▶ **DATASET RECORDS**:
^^^^^^^^

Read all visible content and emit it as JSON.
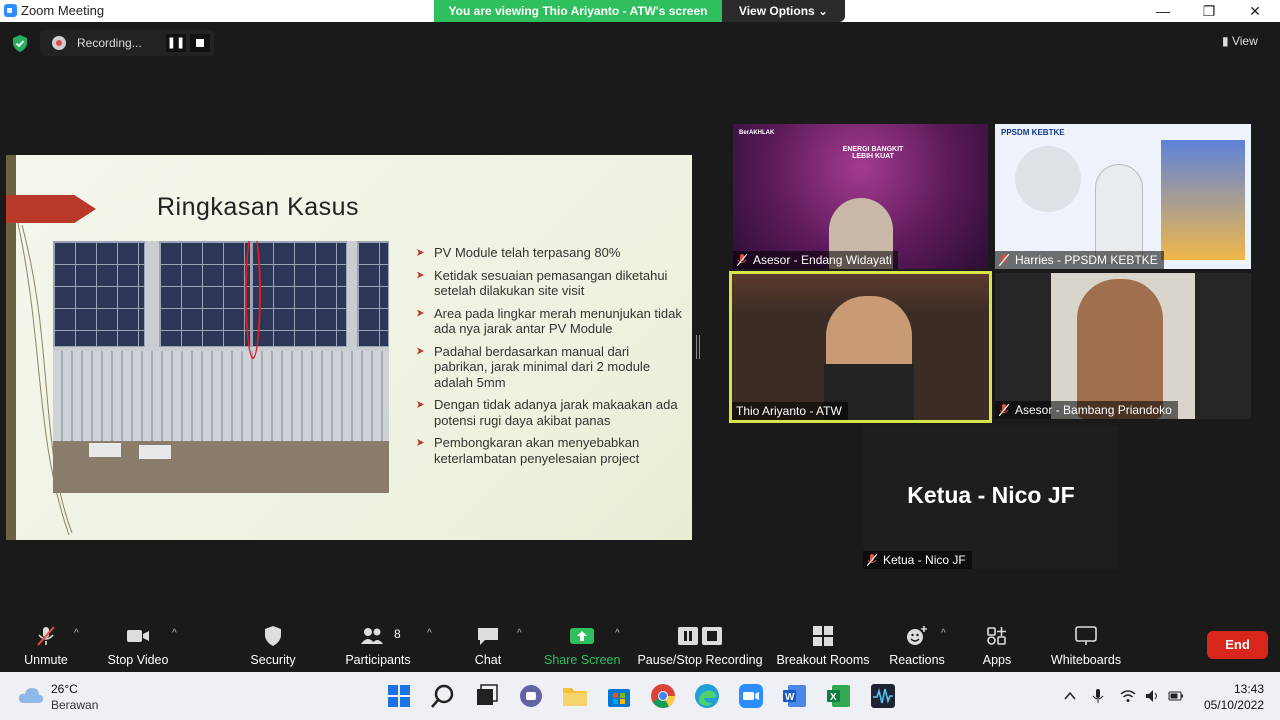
{
  "window": {
    "title": "Zoom Meeting",
    "banner": "You are viewing Thio Ariyanto - ATW's screen",
    "view_options": "View Options ⌄",
    "minimize": "—",
    "restore": "❐",
    "close": "✕"
  },
  "meeting_bar": {
    "recording_label": "Recording...",
    "pause_glyph": "❚❚",
    "view_label": "View"
  },
  "slide": {
    "title": "Ringkasan Kasus",
    "bullets": [
      "PV Module telah terpasang 80%",
      "Ketidak sesuaian pemasangan diketahui setelah dilakukan site visit",
      "Area pada lingkar merah menunjukan tidak ada nya jarak antar PV Module",
      "Padahal berdasarkan manual dari pabrikan, jarak minimal dari 2 module adalah 5mm",
      "Dengan tidak adanya jarak makaakan ada potensi rugi daya akibat panas",
      "Pembongkaran akan menyebabkan keterlambatan penyelesaian project"
    ]
  },
  "participants": [
    {
      "name": "Asesor - Endang Widayati",
      "muted": true
    },
    {
      "name": "Harries - PPSDM KEBTKE",
      "muted": true
    },
    {
      "name": "Thio Ariyanto - ATW",
      "muted": false,
      "active_speaker": true
    },
    {
      "name": "Asesor - Bambang Priandoko",
      "muted": true
    },
    {
      "name": "Ketua - Nico JF",
      "muted": true,
      "display_label": "Ketua - Nico JF"
    }
  ],
  "tile_text": {
    "t1_brand": "BerAKHLAK",
    "t1_headline": "ENERGI BANGKIT LEBIH KUAT",
    "t2_brand": "PPSDM KEBTKE"
  },
  "toolbar": {
    "unmute": "Unmute",
    "stop_video": "Stop Video",
    "security": "Security",
    "participants": "Participants",
    "participants_count": "8",
    "chat": "Chat",
    "share_screen": "Share Screen",
    "pause_stop_recording": "Pause/Stop Recording",
    "breakout_rooms": "Breakout Rooms",
    "reactions": "Reactions",
    "apps": "Apps",
    "whiteboards": "Whiteboards",
    "end": "End",
    "caret": "^"
  },
  "taskbar": {
    "temperature": "26°C",
    "weather": "Berawan",
    "time": "13:43",
    "date": "05/10/2022"
  },
  "colors": {
    "share_green": "#2fbf5f",
    "end_red": "#d9261c",
    "active_speaker": "#d6e64a",
    "slide_accent": "#b8392a"
  }
}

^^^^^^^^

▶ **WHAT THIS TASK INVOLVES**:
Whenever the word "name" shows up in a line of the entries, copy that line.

▶ **ANSWER FOR THE TASK**:
      "name": "Asesor - Endang Widayati",
      "name": "Harries - PPSDM KEBTKE",
      "name": "Thio Ariyanto - ATW",
      "name": "Asesor - Bambang Priandoko",
      "name": "Ketua - Nico JF",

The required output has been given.